[[ Source data, beginning ]]

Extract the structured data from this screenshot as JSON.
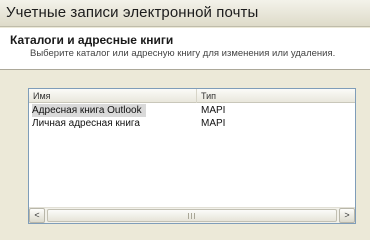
{
  "window": {
    "title": "Учетные записи электронной почты"
  },
  "section": {
    "title": "Каталоги и адресные книги",
    "description": "Выберите каталог или адресную книгу для изменения или удаления."
  },
  "list": {
    "columns": [
      "Имя",
      "Тип"
    ],
    "rows": [
      {
        "name": "Адресная книга Outlook",
        "type": "MAPI",
        "selected": true
      },
      {
        "name": "Личная адресная книга",
        "type": "MAPI",
        "selected": false
      }
    ]
  },
  "scrollbar": {
    "left_glyph": "<",
    "right_glyph": ">"
  }
}
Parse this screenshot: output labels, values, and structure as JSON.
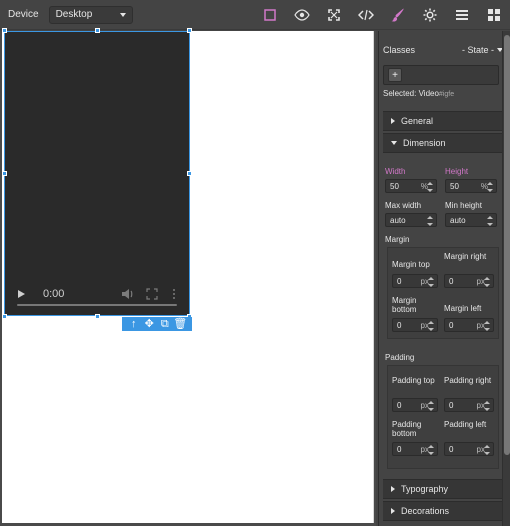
{
  "topbar": {
    "device_label": "Device",
    "device_value": "Desktop",
    "icons": {
      "box": "square-outline-icon",
      "preview": "eye-icon",
      "fullscreen": "fullscreen-icon",
      "code": "code-icon",
      "style": "brush-icon",
      "settings": "gear-icon",
      "layers": "menu-icon",
      "blocks": "grid-icon"
    }
  },
  "canvas": {
    "video": {
      "time": "0:00",
      "icons": {
        "play": "play-icon",
        "volume": "volume-icon",
        "fullscreen": "fullscreen-icon",
        "more": "more-vertical-icon"
      }
    },
    "toolbar_icons": {
      "up": "arrow-up-icon",
      "move": "move-icon",
      "copy": "copy-icon",
      "delete": "trash-icon"
    }
  },
  "panel": {
    "classes_label": "Classes",
    "state_label": "- State -",
    "add_label": "+",
    "selected_label": "Selected:",
    "selected_value": "Video",
    "selected_id": "#igfe",
    "sectors": {
      "general": "General",
      "dimension": "Dimension",
      "typography": "Typography",
      "decorations": "Decorations"
    },
    "dimension": {
      "width_label": "Width",
      "height_label": "Height",
      "width_value": "50",
      "width_unit": "%",
      "height_value": "50",
      "height_unit": "%",
      "max_width_label": "Max width",
      "min_height_label": "Min height",
      "max_width_value": "auto",
      "min_height_value": "auto",
      "margin_title": "Margin",
      "padding_title": "Padding",
      "margin_top_label": "Margin top",
      "margin_right_label": "Margin right",
      "margin_bottom_label": "Margin bottom",
      "margin_left_label": "Margin left",
      "padding_top_label": "Padding top",
      "padding_right_label": "Padding right",
      "padding_bottom_label": "Padding bottom",
      "padding_left_label": "Padding left",
      "zero": "0",
      "px": "px"
    }
  },
  "colors": {
    "accent": "#d278c9",
    "selection_blue": "#3b97e3"
  }
}
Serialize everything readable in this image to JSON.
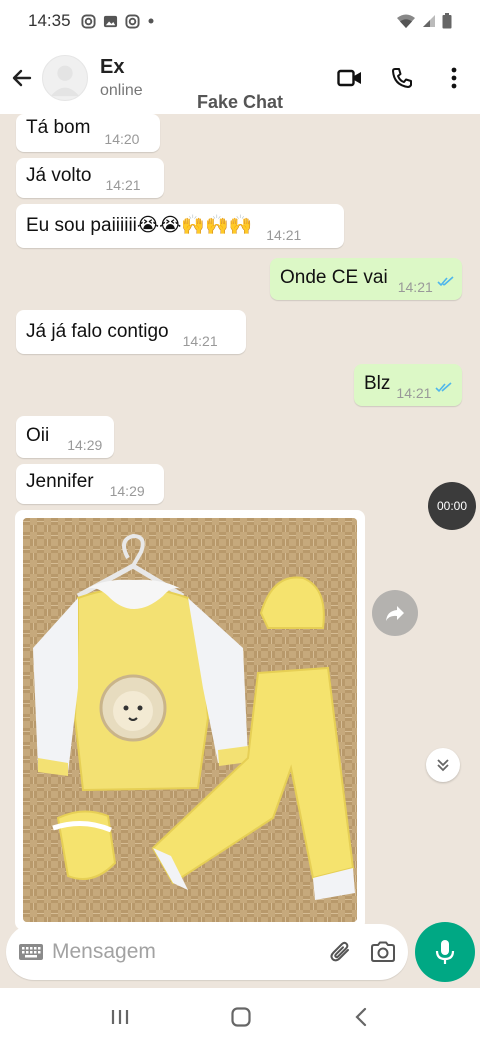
{
  "status_bar": {
    "time": "14:35"
  },
  "header": {
    "contact_name": "Ex",
    "contact_status": "online",
    "app_label": "Fake Chat"
  },
  "messages": [
    {
      "dir": "in",
      "text": "Tá bom",
      "time": "14:20"
    },
    {
      "dir": "in",
      "text": "Já volto",
      "time": "14:21"
    },
    {
      "dir": "in",
      "text": "Eu sou paiiiiii😭😭🙌🙌🙌",
      "time": "14:21"
    },
    {
      "dir": "out",
      "text": "Onde CE vai",
      "time": "14:21"
    },
    {
      "dir": "in",
      "text": "Já já falo contigo",
      "time": "14:21"
    },
    {
      "dir": "out",
      "text": "Blz",
      "time": "14:21"
    },
    {
      "dir": "in",
      "text": "Oii",
      "time": "14:29"
    },
    {
      "dir": "in",
      "text": "Jennifer",
      "time": "14:29"
    }
  ],
  "media": {
    "timer": "00:00"
  },
  "composer": {
    "placeholder": "Mensagem"
  },
  "colors": {
    "chat_bg": "#ede5dc",
    "outgoing_bubble": "#dcf8c6",
    "incoming_bubble": "#ffffff",
    "accent": "#00a884",
    "read_ticks": "#4fb6ec"
  },
  "icons": [
    "back-arrow-icon",
    "video-call-icon",
    "phone-icon",
    "more-icon",
    "keyboard-icon",
    "attach-icon",
    "camera-icon",
    "mic-icon",
    "forward-icon",
    "chevron-double-down-icon",
    "double-check-icon"
  ]
}
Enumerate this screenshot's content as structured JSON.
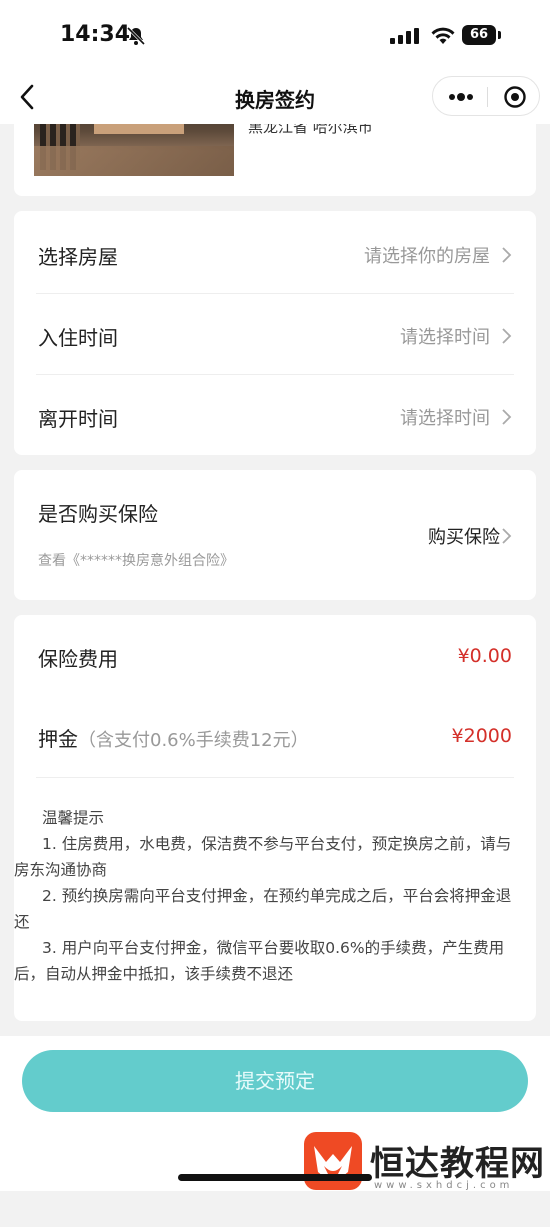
{
  "status_bar": {
    "time": "14:34",
    "battery": "66"
  },
  "nav": {
    "title": "换房签约"
  },
  "listing": {
    "location": "黑龙江省 哈尔滨市"
  },
  "form": {
    "rows": [
      {
        "label": "选择房屋",
        "value": "请选择你的房屋"
      },
      {
        "label": "入住时间",
        "value": "请选择时间"
      },
      {
        "label": "离开时间",
        "value": "请选择时间"
      }
    ]
  },
  "insurance": {
    "question": "是否购买保险",
    "policy_link": "查看《******换房意外组合险》",
    "action": "购买保险"
  },
  "fees": {
    "insurance_label": "保险费用",
    "insurance_value": "¥0.00",
    "deposit_label": "押金",
    "deposit_hint": "（含支付0.6%手续费12元）",
    "deposit_value": "¥2000"
  },
  "tips": {
    "title": "温馨提示",
    "items": [
      "1. 住房费用，水电费，保洁费不参与平台支付，预定换房之前，请与房东沟通协商",
      "2. 预约换房需向平台支付押金，在预约单完成之后，平台会将押金退还",
      "3. 用户向平台支付押金，微信平台要收取0.6%的手续费，产生费用后，自动从押金中抵扣，该手续费不退还"
    ]
  },
  "submit": {
    "label": "提交预定"
  },
  "watermark": {
    "name": "恒达教程网",
    "url": "www.sxhdcj.com"
  },
  "colors": {
    "accent": "#63cccc",
    "price": "#d4302a"
  }
}
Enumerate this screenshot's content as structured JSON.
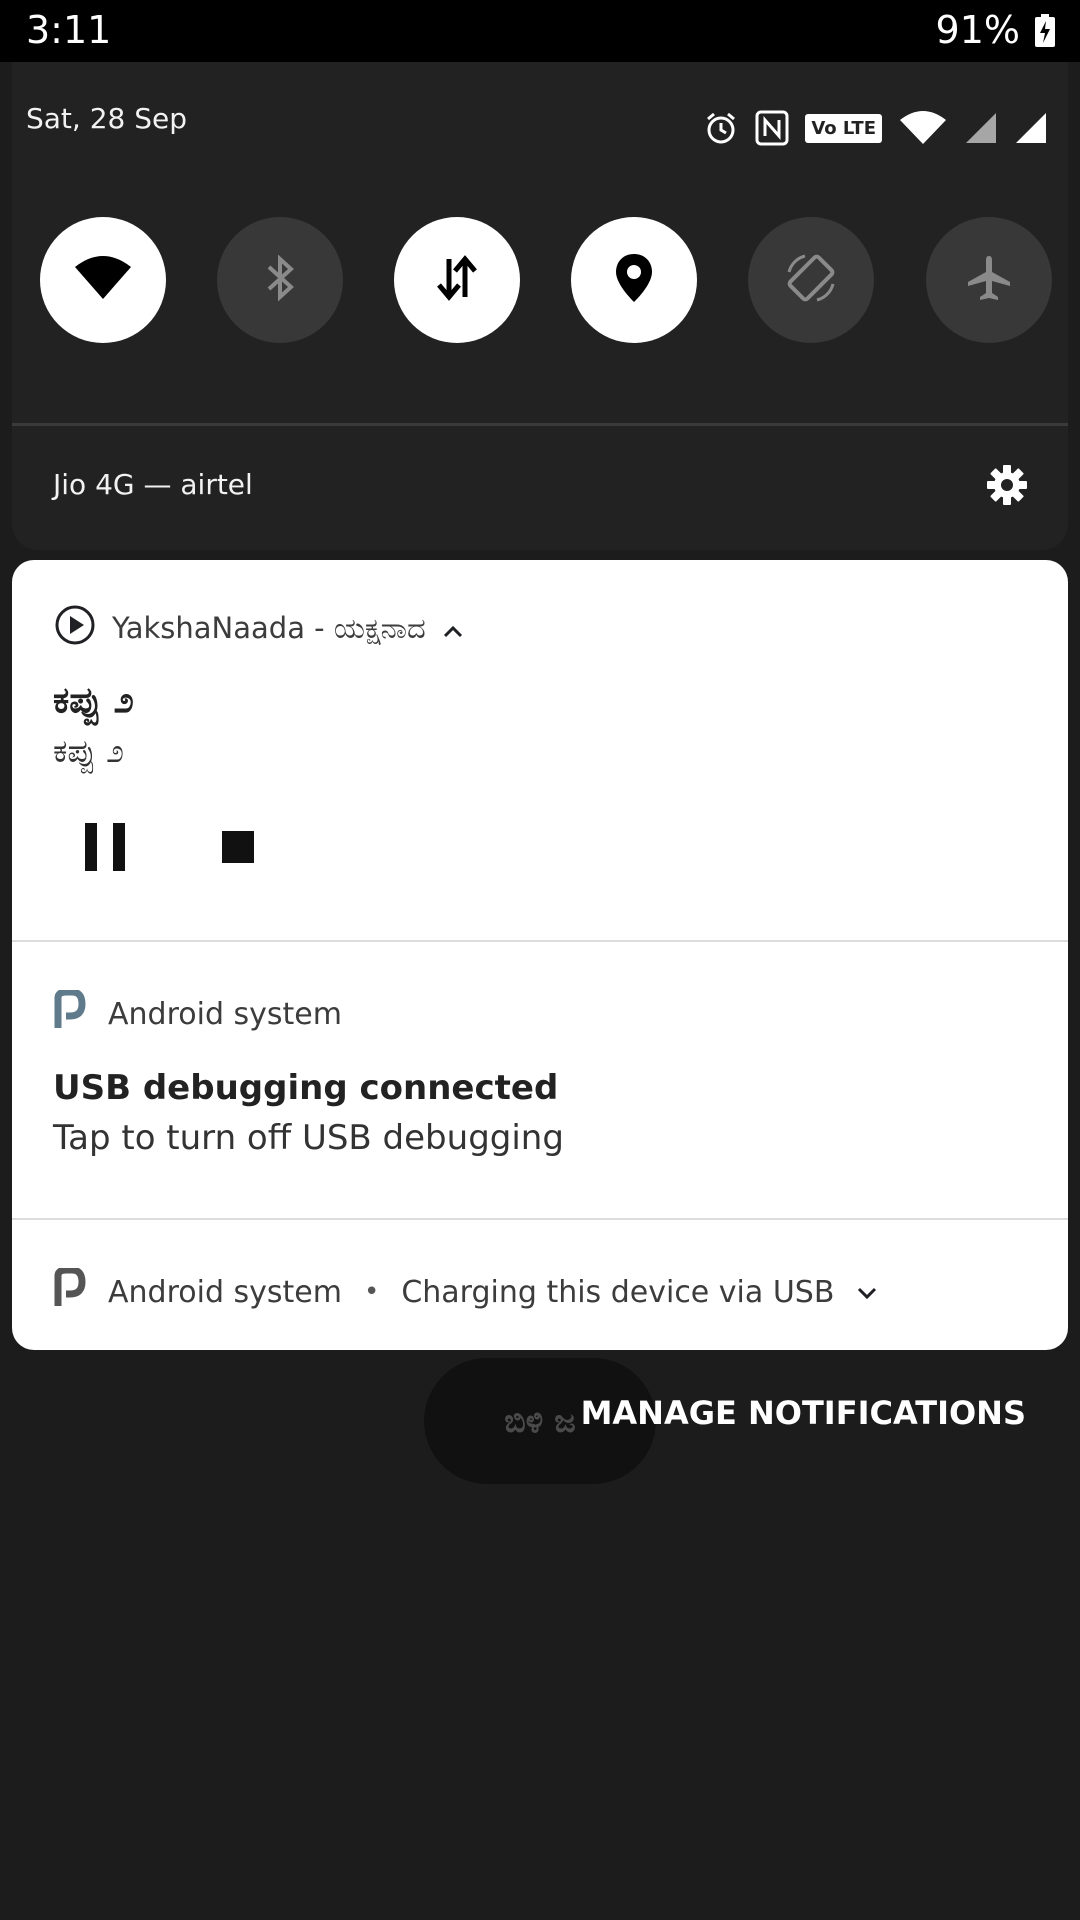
{
  "status_bar": {
    "time": "3:11",
    "battery_text": "91%",
    "battery_icon": "battery-charging-icon"
  },
  "quick_settings": {
    "date": "Sat, 28 Sep",
    "status_icons": [
      "alarm-icon",
      "nfc-icon",
      "volte-icon",
      "wifi-signal-icon",
      "cell-signal-icon",
      "cell-signal-icon"
    ],
    "volte_label": "Vo LTE",
    "tiles": [
      {
        "name": "wifi",
        "state": "on"
      },
      {
        "name": "bluetooth",
        "state": "off"
      },
      {
        "name": "mobile-data",
        "state": "on"
      },
      {
        "name": "location",
        "state": "on"
      },
      {
        "name": "auto-rotate",
        "state": "off"
      },
      {
        "name": "airplane-mode",
        "state": "off"
      }
    ],
    "network_label": "Jio 4G — airtel"
  },
  "notifications": {
    "media": {
      "app_name": "YakshaNaada - ಯಕ್ಷನಾದ",
      "title": "ಕಪ್ಪು ೨",
      "subtitle": "ಕಪ್ಪು ೨"
    },
    "usb_debugging": {
      "app_name": "Android system",
      "title": "USB debugging connected",
      "text": "Tap to turn off USB debugging"
    },
    "charging": {
      "app_name": "Android system",
      "separator": "•",
      "text": "Charging this device via USB"
    }
  },
  "footer": {
    "clear_all_label": "ಬಿಳಿ ಜ",
    "manage_label": "MANAGE NOTIFICATIONS"
  },
  "colors": {
    "background": "#1c1c1c",
    "panel": "#222222",
    "tile_on": "#ffffff",
    "tile_off": "#383838",
    "card": "#ffffff"
  }
}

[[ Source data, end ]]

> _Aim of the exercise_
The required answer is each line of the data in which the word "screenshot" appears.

> _Response to the task_
Extract the structured data from this screenshot as JSON.
Parse this screenshot: output labels, values, and structure as JSON.
Enumerate this screenshot's content as structured JSON.
Enumerate this screenshot's content as structured JSON.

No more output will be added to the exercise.